As a graduate student studying publishing, I have the unique job of balancing my writing life with my editing life. I knew from the start this would be a challenge. Starting last fall when I entered my Master’s program, my writing life definitely slowed down. As I took Book Editing and worked in my program’s student-run publishing house, Ooligan Press, I found myself constantly wondering how I could care about my own writing while at the same time caring about another author’s writing. I believe this is the biggest challenge the writer/editor faces because as writers we’re all inherently self-absorbed. We love what we create. But the editor (a good editor) must love what someone else has created.
If you want a good example of someone who balances the writing/editing life seemingly perfectly, look no further than my current role model, Elissa Schappell. Schappell is a co-founder of the literary magazine Tin House, a contributing editor at Vanity Fair, and the author of two collections of short stories, including Blueprints for Building Better Girls.
Finding time to write, learning discipline, and making strategies for my stories can be saved for another time or another post. What I want to talk about today is the moment I realized that I could in fact care about another author’s work just as much as my own. What I want to talk about now is the manuscript I have been working with for the last few months. I like to think of this manuscript as my adopted child, not my own creation but something I love as much as if it were my own.
I can’t release too many of the manuscript’s details as all the legal stuff still needs to take place (signing contracts, etc.) before the manuscript officially belongs to Ooligan Press. What I can say is that as the former Acquisitions Manager at the press, I first saw this manuscript–a soldier’s memoir about his time before, during, and after fighting in Iraq–in our slush pile email. When I saw “soldier” and “memoir” together, I worried the manuscript would be a good story, but not a well-written one. I’ve never been happier to be wrong. The dramatic and captivating plot aside, the manuscript is thoughtful, funny, irreverent, and at times, quite poignant. Above all, it is honest.
As is the press’s protocol, I assigned the manuscript out to readers, who returned it with glowing reviews. After passing through a few rounds of reviews and a department-wide vote, it was time for my co-manager and I to pitch the manuscript to the entire press. As a student-run press, Ooligan operates a bit differently than other presses. One or a few people don’t decide the fate of a manuscript; it belongs in the hands of the entire press. The acquisitions department must pitch the manuscript, and everyone else votes on whether we should publish the book. It’s all very democratic (and a wee bit time consuming with all the hoops the managers have to jump through to make sure the book is acquired).

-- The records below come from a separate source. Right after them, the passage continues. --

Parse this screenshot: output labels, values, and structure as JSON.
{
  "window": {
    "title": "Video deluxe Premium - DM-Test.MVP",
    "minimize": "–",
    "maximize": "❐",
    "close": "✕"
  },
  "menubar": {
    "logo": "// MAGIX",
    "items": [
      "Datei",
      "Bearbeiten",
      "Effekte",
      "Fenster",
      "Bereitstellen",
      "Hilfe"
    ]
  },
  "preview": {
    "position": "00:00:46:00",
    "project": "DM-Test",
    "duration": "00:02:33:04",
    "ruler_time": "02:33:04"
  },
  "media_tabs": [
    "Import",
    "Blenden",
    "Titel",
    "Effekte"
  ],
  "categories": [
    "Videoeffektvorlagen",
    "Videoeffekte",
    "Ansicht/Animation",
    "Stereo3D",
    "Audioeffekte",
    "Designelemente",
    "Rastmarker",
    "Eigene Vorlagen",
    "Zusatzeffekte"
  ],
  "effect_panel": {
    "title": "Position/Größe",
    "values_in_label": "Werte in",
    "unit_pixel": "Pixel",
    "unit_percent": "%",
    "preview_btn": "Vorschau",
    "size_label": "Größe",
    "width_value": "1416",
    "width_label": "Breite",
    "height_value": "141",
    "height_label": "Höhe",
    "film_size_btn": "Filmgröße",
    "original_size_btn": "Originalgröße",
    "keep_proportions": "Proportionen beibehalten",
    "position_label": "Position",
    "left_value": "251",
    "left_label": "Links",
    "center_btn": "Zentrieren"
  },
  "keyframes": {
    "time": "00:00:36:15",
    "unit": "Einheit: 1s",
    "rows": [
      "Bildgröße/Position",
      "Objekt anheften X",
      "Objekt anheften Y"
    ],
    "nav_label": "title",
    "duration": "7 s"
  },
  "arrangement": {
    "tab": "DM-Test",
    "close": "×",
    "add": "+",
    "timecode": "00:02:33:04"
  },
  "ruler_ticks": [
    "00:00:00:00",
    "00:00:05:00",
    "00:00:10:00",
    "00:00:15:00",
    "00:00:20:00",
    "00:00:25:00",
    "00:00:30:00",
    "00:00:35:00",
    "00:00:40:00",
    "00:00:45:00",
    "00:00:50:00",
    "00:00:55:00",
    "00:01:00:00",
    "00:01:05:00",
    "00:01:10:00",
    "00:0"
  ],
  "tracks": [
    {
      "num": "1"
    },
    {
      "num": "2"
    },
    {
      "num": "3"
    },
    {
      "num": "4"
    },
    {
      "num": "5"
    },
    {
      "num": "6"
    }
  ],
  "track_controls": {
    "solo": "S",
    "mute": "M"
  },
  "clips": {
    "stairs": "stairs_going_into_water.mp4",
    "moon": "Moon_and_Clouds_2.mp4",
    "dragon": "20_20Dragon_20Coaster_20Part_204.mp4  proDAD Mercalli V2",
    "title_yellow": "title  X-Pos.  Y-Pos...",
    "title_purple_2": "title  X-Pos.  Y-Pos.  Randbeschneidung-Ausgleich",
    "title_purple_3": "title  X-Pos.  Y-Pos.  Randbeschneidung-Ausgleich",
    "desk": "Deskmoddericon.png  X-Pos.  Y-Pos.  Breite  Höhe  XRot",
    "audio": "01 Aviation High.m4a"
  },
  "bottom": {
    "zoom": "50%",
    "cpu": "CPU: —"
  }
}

The pitch happened last Monday, smack dab in between the weekend I helped throw a bachelorette party and the weekend I was maid of honor at a wedding. Needless to say, I was very tired at the pitch. The room we pitched in was crowded and stuffy and my stomach ached with the nerves that come with public speaking. But then the moment occurred when I realized that the fate of this manuscript–this wonderful manuscript I had spent the last few months raving about to anyone who would listen–was in my hands and that I needed to get over my small nervousness for the sake of something bigger. My co-manager and I stumbled a bit through our pitch, probably talked too fast, probably said a few “Ums,” but I think we got the point across that this was a worthwhile book. At one point I stood on my imaginary soapbox and reminded my fellow editors that while above all a book is meant to entertain, it doesn’t hurt when the book has the potential to transcend that and help people.
The manuscript was voted in unanimously.
It turned out I could obsess over, lose sleep over, and pour myself into someone else’s work. I didn’t just work with this manuscript; I built a whole relationship with it. If all goes according to plan, the book will hit shelves in the fall of 2013. I hope I have many more manuscripts to read, edit, and fight for in a long career as an editor. But I will always (fondly) remember this one as the first. It’s like a first love. Even after you’ve moved on and loved again, it remains a small, unchanged part of you.